Task to complete:
A single number is the answer: the count of lines in the records that hold the word "JSON".

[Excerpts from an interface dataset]
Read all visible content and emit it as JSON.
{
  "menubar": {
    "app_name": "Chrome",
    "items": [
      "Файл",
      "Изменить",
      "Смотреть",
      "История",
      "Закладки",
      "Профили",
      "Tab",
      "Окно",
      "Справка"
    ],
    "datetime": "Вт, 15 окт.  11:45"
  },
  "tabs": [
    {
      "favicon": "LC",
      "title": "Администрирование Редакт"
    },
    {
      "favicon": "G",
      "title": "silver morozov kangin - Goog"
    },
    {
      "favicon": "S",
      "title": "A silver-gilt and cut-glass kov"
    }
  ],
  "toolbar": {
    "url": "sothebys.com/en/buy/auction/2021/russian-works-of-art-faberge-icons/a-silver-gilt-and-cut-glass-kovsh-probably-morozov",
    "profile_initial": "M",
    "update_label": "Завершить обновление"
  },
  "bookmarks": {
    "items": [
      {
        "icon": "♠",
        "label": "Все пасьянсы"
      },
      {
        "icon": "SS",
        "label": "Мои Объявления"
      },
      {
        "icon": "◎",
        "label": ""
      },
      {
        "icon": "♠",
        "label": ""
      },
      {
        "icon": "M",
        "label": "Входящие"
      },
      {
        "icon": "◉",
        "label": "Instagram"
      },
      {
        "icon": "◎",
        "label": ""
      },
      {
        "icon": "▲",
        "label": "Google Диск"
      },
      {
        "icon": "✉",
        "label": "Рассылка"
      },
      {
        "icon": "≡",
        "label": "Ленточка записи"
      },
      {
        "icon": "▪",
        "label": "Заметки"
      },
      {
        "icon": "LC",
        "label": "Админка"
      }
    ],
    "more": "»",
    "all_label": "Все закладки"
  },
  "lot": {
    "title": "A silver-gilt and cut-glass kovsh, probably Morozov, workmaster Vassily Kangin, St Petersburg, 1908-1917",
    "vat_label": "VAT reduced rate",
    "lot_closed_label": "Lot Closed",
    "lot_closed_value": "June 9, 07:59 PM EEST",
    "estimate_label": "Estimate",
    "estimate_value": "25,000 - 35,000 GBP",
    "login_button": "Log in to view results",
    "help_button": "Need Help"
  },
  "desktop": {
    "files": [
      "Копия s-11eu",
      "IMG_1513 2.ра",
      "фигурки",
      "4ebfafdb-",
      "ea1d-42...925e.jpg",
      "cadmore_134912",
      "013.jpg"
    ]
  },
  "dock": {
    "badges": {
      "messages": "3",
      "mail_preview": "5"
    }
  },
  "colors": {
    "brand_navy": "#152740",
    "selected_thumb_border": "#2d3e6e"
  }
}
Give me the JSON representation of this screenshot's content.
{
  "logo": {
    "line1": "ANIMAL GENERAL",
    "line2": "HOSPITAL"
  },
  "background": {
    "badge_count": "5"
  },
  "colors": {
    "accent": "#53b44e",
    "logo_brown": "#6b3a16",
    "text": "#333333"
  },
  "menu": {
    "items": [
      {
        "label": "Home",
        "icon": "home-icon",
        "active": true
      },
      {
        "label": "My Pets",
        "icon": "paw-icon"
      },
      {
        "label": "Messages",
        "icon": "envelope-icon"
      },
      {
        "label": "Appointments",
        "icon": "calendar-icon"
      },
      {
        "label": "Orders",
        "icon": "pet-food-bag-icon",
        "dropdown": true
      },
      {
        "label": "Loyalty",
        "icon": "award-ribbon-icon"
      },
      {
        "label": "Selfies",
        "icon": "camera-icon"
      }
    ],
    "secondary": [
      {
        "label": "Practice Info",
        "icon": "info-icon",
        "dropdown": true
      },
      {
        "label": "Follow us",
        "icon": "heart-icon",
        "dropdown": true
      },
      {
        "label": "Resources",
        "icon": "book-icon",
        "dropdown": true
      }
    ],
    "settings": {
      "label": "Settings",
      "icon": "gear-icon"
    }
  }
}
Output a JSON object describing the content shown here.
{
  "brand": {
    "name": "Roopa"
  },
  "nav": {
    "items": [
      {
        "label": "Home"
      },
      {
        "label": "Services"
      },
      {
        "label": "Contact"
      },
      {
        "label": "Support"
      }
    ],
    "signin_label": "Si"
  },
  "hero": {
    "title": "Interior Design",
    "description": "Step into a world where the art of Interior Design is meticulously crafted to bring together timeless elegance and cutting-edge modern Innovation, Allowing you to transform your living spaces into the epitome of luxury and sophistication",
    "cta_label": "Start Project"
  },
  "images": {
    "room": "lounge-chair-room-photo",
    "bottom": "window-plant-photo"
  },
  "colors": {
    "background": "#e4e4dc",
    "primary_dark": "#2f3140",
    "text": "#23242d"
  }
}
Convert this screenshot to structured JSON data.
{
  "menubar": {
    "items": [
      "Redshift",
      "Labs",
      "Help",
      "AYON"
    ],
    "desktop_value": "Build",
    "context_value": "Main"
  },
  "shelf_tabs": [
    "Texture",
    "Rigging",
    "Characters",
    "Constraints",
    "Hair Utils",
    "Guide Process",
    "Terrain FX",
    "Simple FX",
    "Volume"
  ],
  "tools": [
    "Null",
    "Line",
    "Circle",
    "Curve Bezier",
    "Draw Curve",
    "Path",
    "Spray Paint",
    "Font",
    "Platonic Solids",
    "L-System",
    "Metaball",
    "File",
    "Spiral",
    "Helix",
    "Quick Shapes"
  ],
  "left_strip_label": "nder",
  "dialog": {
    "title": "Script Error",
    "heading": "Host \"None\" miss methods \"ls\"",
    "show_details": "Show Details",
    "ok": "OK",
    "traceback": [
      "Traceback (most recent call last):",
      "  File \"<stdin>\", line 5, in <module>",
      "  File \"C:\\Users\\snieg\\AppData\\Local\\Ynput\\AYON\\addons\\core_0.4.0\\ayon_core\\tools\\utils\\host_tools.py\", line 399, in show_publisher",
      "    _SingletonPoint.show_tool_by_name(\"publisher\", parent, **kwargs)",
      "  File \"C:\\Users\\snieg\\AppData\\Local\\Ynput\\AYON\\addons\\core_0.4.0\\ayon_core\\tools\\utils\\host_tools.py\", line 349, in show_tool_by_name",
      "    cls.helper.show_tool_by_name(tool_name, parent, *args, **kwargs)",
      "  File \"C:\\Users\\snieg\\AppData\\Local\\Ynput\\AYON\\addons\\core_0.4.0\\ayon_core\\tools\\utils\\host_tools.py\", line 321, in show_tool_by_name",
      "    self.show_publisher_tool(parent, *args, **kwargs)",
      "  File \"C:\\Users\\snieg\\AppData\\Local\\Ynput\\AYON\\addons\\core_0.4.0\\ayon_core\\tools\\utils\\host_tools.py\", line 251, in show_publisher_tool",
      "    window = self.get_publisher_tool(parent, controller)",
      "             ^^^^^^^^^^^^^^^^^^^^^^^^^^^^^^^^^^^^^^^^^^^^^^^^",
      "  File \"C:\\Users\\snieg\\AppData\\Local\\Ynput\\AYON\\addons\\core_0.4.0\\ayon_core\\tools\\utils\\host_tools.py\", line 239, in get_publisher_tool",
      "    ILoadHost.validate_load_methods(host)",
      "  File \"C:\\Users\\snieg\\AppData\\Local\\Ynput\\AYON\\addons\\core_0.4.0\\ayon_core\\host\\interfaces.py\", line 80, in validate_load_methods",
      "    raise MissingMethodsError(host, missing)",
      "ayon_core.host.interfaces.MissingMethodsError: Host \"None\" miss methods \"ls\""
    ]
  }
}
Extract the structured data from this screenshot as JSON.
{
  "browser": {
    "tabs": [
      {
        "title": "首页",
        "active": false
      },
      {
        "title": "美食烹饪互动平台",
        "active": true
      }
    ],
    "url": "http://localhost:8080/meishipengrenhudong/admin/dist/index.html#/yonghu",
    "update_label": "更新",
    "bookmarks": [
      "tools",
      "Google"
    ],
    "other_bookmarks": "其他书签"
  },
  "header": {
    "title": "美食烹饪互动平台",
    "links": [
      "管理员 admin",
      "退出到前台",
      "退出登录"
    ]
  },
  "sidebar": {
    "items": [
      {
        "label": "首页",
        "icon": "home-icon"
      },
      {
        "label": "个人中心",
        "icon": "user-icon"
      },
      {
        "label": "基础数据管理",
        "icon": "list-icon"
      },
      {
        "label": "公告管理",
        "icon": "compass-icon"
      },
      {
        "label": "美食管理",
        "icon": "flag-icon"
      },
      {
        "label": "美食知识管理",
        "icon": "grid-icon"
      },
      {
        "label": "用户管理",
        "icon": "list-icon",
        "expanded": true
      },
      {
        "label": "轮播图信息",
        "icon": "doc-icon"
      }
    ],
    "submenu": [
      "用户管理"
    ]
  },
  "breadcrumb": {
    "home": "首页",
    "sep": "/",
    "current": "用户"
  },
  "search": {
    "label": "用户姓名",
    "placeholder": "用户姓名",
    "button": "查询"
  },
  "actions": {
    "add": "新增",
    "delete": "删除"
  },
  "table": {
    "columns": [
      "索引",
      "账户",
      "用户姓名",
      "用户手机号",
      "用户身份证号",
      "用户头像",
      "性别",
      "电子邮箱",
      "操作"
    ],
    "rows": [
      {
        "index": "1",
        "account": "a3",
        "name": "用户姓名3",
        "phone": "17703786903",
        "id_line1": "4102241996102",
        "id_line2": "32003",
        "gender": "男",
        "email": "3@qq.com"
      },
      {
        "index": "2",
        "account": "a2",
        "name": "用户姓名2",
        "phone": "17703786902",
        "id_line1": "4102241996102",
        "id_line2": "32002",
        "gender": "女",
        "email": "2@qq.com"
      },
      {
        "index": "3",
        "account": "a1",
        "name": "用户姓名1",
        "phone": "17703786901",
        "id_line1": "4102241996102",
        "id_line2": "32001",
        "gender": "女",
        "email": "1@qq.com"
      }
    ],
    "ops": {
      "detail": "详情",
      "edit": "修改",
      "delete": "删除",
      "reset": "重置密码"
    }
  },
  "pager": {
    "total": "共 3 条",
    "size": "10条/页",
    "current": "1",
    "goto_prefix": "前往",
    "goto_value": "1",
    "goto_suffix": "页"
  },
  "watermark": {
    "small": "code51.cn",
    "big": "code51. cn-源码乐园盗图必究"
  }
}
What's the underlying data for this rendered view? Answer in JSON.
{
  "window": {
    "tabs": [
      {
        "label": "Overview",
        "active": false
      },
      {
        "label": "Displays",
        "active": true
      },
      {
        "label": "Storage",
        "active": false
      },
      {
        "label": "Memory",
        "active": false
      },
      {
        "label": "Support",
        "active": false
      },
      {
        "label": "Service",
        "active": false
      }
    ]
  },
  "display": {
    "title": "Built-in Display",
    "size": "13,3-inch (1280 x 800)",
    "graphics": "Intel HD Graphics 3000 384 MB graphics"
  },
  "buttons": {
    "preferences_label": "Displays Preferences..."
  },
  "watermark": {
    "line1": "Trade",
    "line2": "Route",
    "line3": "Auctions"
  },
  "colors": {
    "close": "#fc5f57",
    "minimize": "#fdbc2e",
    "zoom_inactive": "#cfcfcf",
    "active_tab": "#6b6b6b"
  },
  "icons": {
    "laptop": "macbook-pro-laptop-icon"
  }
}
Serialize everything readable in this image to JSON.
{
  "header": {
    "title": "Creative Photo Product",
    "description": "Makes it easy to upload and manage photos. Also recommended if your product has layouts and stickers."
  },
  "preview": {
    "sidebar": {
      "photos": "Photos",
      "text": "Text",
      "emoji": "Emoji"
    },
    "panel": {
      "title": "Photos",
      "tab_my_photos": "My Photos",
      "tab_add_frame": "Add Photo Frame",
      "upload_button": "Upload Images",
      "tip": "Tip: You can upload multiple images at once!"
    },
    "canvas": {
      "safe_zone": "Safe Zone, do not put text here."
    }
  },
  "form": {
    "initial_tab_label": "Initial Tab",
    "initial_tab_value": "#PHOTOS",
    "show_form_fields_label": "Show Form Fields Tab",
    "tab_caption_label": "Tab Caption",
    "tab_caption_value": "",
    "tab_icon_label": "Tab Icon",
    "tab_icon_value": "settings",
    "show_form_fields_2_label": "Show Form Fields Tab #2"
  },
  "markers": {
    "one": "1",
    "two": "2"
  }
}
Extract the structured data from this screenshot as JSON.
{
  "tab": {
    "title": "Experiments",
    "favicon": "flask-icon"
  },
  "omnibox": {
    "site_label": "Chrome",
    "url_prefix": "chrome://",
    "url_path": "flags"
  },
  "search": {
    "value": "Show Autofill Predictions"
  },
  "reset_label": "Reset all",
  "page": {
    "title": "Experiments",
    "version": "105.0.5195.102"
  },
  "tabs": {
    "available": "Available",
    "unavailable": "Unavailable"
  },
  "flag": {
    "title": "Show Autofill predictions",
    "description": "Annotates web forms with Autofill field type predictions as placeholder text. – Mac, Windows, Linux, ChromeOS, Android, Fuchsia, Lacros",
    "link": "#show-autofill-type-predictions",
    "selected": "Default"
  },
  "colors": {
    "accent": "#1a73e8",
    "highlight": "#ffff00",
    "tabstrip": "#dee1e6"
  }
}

Solution to this task:
8